Should old acquaintance be forgot, and auld lang syne?
Mentor: A wise and trusted counselor or teacher.
Without waxing poetic - mentors are crucial to leadership development and should a military mentor hall of fame exist - retired US Army Colonel John Collins would be one of the first inductees.
Colonel Collins has given his kind permission to post the following e-mail and attachment (letter to General Robert Kingston) -- a piece of history, a fine example of mentorship as it should be and proof-positive that the requirement for sage advice does not diminish with rank - enough said.
I've accumulated many valued acquaintances since childhood, despite being a loner all my life, but General Barbwire Bob Kingston remains my only close friend. I've missed him every day since he checked out on 28 February 2007, a year ago next Thursday. I was Bob's boss in the 82d Airborne Division when he was a captain and his faculty adviser when he was a lieutenant colonel student at the National War College.

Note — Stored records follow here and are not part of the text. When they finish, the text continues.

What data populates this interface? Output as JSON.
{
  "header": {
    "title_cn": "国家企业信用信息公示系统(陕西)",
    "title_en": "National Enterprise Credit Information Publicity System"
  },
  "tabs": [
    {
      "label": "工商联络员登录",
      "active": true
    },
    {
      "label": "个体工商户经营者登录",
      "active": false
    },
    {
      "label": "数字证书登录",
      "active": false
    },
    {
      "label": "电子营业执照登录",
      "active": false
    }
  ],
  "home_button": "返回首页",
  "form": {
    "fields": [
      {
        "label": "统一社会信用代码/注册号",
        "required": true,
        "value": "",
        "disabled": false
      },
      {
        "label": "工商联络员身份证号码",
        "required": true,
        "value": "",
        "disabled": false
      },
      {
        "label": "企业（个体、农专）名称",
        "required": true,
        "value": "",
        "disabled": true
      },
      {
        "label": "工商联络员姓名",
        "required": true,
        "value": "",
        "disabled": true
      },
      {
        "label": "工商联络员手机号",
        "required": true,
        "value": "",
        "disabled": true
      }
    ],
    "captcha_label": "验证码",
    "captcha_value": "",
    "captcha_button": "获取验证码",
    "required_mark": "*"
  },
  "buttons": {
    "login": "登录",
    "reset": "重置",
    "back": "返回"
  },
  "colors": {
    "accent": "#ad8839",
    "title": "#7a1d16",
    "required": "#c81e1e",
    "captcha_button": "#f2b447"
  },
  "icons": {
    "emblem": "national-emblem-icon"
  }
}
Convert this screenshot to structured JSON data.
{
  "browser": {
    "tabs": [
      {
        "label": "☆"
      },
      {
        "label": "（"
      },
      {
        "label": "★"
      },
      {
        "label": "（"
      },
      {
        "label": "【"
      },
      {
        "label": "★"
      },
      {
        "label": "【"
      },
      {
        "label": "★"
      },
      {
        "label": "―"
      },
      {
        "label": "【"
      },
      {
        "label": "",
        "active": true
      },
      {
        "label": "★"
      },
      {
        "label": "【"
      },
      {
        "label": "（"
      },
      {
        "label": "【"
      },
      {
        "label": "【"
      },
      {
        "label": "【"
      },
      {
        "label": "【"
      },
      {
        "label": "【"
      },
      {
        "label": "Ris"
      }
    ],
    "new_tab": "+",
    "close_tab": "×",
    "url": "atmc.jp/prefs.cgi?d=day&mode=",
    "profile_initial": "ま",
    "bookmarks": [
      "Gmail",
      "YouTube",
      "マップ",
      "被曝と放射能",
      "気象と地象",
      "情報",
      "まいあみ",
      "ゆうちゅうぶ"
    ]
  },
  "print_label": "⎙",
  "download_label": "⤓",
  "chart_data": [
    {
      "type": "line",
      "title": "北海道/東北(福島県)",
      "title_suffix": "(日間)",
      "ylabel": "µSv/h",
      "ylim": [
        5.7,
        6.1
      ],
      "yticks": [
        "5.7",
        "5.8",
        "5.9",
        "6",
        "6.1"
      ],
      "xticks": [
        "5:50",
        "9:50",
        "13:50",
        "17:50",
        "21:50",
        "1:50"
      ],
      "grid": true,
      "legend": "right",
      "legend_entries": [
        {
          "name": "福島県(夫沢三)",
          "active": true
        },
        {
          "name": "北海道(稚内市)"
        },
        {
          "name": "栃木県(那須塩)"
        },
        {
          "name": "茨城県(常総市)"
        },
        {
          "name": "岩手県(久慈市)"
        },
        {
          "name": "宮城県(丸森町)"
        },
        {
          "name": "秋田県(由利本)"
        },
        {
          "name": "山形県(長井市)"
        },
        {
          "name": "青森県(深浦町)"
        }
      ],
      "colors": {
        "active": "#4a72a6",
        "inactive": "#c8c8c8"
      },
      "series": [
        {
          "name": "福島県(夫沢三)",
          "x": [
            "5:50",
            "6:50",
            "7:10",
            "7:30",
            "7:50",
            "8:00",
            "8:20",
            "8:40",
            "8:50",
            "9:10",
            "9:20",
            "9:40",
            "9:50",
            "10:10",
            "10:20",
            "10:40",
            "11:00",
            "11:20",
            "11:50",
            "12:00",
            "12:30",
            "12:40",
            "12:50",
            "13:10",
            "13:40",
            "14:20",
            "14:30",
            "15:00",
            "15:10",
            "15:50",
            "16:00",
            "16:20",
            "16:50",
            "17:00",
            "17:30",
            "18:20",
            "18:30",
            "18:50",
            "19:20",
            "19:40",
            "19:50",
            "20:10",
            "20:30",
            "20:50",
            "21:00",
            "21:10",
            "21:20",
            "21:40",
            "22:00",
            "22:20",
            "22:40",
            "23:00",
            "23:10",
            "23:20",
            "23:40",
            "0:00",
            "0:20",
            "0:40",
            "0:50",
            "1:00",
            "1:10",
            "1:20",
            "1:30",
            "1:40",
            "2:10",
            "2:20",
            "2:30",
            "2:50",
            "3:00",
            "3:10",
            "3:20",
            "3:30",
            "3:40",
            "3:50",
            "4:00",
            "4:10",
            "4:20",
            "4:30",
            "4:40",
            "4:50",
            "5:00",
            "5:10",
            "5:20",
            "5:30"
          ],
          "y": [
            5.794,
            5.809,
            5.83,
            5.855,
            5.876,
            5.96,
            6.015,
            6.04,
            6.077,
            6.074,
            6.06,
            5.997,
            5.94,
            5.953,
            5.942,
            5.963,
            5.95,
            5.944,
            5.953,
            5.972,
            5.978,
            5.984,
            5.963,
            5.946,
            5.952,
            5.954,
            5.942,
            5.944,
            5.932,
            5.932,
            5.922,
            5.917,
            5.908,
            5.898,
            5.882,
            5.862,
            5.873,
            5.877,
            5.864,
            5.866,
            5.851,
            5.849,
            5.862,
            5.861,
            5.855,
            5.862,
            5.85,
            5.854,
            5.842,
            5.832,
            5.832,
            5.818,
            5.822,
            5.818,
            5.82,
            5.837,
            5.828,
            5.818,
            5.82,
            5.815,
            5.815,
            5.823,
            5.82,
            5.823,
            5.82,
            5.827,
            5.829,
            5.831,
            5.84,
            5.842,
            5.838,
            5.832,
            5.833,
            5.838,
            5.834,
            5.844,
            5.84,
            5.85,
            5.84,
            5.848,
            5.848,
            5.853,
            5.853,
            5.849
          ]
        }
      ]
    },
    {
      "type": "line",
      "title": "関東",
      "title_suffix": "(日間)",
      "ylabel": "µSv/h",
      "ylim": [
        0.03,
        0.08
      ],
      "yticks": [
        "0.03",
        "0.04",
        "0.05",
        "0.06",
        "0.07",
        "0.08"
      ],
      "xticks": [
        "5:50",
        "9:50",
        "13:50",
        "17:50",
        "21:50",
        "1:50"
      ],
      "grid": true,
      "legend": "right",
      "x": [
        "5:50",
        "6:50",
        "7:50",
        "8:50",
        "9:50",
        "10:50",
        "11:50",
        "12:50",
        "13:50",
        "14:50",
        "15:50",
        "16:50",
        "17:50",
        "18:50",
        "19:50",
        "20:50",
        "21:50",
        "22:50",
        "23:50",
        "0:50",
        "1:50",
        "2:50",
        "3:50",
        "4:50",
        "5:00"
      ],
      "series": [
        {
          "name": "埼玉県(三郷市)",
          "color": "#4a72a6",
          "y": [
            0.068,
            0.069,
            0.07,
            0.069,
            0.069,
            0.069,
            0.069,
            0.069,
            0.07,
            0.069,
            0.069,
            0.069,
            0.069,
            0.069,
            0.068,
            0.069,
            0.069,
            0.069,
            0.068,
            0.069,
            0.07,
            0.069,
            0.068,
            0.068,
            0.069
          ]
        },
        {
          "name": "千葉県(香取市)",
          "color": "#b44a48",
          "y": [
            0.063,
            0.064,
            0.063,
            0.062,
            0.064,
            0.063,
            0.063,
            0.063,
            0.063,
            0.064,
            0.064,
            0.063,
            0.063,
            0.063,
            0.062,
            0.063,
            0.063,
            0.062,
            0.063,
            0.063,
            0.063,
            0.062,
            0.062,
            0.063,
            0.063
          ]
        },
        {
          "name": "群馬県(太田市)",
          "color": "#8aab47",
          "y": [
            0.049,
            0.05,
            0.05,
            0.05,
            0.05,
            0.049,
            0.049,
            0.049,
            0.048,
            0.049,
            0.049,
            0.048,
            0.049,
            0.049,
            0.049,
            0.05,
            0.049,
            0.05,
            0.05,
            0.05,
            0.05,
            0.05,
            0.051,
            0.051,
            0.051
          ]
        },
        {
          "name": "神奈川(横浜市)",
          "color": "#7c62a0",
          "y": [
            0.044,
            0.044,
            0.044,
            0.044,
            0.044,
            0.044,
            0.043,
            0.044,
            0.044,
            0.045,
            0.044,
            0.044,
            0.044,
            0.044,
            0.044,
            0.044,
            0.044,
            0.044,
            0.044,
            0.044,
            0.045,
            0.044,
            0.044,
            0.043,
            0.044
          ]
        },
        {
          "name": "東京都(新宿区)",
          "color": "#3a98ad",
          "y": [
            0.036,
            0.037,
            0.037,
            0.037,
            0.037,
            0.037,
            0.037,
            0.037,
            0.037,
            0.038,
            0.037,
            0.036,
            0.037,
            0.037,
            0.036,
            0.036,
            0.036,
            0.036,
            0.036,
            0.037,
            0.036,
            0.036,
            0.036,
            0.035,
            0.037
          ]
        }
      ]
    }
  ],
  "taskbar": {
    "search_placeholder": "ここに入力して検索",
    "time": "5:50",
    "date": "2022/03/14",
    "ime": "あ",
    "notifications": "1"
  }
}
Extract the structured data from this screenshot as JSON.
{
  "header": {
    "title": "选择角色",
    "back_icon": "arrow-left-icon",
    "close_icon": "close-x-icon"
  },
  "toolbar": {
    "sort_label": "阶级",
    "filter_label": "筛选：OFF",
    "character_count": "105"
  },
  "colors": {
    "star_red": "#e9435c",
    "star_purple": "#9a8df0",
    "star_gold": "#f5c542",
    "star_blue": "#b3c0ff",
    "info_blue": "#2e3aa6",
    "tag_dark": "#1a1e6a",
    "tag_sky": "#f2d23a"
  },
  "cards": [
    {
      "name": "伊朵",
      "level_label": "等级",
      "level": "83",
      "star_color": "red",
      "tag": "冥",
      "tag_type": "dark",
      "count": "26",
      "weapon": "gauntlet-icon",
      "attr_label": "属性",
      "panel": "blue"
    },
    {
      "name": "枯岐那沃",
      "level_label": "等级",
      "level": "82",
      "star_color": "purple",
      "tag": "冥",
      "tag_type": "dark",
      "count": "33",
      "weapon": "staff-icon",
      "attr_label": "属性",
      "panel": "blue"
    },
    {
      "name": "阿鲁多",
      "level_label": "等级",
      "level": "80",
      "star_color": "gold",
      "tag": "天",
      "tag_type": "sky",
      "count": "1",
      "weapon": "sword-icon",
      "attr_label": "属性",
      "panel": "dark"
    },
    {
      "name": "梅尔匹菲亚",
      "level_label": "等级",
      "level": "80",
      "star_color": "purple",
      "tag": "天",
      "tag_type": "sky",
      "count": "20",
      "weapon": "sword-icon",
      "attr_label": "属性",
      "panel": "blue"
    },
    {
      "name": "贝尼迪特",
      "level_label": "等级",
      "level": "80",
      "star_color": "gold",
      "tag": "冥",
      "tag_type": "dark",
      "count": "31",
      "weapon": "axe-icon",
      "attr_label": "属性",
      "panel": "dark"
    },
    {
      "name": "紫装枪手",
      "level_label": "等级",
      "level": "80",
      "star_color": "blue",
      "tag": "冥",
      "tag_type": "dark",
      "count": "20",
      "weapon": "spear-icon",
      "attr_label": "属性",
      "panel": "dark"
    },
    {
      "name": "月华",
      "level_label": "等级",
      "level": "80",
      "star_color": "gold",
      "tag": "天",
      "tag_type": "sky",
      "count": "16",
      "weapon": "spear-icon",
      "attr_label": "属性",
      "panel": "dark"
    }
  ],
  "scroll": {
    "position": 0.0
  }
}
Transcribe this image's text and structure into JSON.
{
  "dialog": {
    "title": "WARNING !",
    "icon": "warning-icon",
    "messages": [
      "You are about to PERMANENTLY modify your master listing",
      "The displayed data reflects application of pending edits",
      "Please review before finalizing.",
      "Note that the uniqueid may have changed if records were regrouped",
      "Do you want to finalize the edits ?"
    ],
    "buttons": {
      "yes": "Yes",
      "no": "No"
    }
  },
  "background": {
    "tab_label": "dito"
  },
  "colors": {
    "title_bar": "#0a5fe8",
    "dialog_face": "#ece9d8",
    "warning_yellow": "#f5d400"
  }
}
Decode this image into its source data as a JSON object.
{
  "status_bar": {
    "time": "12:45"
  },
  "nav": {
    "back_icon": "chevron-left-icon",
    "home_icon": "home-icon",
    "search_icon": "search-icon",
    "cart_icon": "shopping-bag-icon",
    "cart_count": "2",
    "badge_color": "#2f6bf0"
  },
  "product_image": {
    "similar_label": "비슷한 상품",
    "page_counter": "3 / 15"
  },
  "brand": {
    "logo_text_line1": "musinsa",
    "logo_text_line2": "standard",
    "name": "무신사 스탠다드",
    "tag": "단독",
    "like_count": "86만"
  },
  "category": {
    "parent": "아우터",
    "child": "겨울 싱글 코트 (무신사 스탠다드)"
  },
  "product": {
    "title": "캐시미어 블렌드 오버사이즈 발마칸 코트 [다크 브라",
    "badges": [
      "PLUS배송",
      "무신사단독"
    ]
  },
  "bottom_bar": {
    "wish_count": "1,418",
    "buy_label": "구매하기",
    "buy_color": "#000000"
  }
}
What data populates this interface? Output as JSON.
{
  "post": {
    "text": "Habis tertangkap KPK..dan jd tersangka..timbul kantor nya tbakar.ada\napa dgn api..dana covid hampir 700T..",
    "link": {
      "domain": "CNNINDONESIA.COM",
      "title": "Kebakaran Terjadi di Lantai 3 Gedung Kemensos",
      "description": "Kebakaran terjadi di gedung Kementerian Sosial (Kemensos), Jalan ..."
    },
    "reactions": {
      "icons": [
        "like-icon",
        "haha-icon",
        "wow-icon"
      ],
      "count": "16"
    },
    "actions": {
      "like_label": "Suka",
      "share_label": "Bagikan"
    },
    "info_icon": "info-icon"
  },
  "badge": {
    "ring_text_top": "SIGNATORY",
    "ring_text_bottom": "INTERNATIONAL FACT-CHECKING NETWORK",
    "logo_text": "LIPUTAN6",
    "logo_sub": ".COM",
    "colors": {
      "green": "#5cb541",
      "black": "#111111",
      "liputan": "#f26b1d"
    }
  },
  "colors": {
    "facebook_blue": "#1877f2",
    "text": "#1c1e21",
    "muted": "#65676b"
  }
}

My advice didn't stop after he wore stars. I thought perhaps you might like to review my August 1981 correspondence to Robert regarding the Rapid Deployment Joint Task Force (RDJTF). It focused primarily on the Persian Gulf after Soviet armed forces invaded Afghanistan, but important parts remain pertinent today (see attached letter, written by hand because I had no secretary and couldn't type). Marine Lieutenant General P. X. Kelley was the first RDJTF commander. The key question was: Who should replace P.X. when his tenure expired? Plans called for amphibious assaults to seize footholds in Iran if required, but Pentagon computers confirmed that no active duty Marine flag officer had ever landed under enemy fire, whereas Major General Kingston had hit the beach as a second lieutenant at Inchon on Korea's west coast in September 1950. Bob got the job and pinned on three stars.
John M. Collins is a retired U.S. Army colonel and a distinguished visiting research fellow at the National Defense University. Collins culminated his military career as the director of military strategy studies and then as chief of the Strategic Research Group at the National War College. He was subsequently the senior specialist in national defense at the Congressional Research Service for twenty-four years.
Note: General Robert Barrow, then Commandant of the Marine Corps, also landed at Inchon during the Korean War but was, at that time, considered too senior for command of the RDJTF. Links were added to Colonel Collins' e-mail for background purposes.